Even values that may at first seem in opposition to environmentalism, such as economic growth, can be used as an asset. It is Sir Roger Scruton who makes the case that “while markets cannot solve all our environmental problems, and are indeed the cause of some of them, the alternatives are almost always worse.” This is not to pretend that markets are the only institution we must utilize, but to acknowledge that they ought to be the first. Scruton’s observation articulates that while there is not a perfect solution or approach, some are certainly better than others. Markets, in contrast to government, are self-correcting, and thus able to more quickly adapt, change course, and meet the challenges of today. They are our best tool for the distribution of resources, development of technology, and creation of incentives necessary for a sustainable future. A market-led approach, when applied correctly, can effectively tackle many of the challenges we face.

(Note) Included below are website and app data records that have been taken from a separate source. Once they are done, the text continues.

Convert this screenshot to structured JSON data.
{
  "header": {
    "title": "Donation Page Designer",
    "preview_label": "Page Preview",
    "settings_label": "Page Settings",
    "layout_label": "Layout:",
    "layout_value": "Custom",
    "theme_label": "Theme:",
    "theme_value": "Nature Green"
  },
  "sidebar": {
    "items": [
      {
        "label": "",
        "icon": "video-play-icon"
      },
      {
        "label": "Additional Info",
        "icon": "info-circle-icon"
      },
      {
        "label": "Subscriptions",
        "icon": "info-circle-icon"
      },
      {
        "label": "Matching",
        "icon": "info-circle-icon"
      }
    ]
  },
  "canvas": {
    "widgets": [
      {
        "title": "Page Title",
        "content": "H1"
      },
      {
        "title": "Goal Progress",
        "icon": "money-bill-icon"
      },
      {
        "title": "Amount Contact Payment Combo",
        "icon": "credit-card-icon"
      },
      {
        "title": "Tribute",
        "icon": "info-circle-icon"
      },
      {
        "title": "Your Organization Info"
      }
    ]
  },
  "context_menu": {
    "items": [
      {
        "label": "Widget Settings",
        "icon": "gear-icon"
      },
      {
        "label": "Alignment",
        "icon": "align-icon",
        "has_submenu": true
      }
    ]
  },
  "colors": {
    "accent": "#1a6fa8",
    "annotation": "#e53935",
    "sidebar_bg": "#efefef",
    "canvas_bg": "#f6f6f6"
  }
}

Historically speaking, some of the very best conservationist presidents in the United States were also conservatives. From the creation of the Environmental Protection Agency by Richard Nixon, to George H.W. Bush, who signed key amendments to the Clean Air Act in 1990, the American conservative movement has a strong record on the environment. Teddy Roosevelt, the name-sake for the bicameral Roosevelt Conservation Caucus in both the House and Senate, has become an icon across party lines for his work on national parks. This history is too often forgotten when it should instead be embraced as a part of our legacy.

While the figureheads of today’s Republican party may not spend time making the case for environmentalism, rather than lamenting this it is now my generation of conservatives’ duty to stake our flag and demonstrate that conservatism and conservation are intrinsic to one another, ensuring we return to our shared heritage and tradition. Fortunately, we have guidance from intellectual giants of conservatism such as Edmund Burke, Russell Kirk, and Roger Scruton.

The false narrative that conservatives do not care for the environment because they do not favor increased government intervention must end. Environmental success is not an inevitable consequence of larger government and more spending, and the effectiveness of environmental action should not be measured by the costs and investments associated with a policy. The truth is that conservatives are natural conservationists: through tradition, love of country, individualism, and yes, even markets, we can promote actionable solutions to the environmental challenges we face, and leave our environment in a better state for future generations.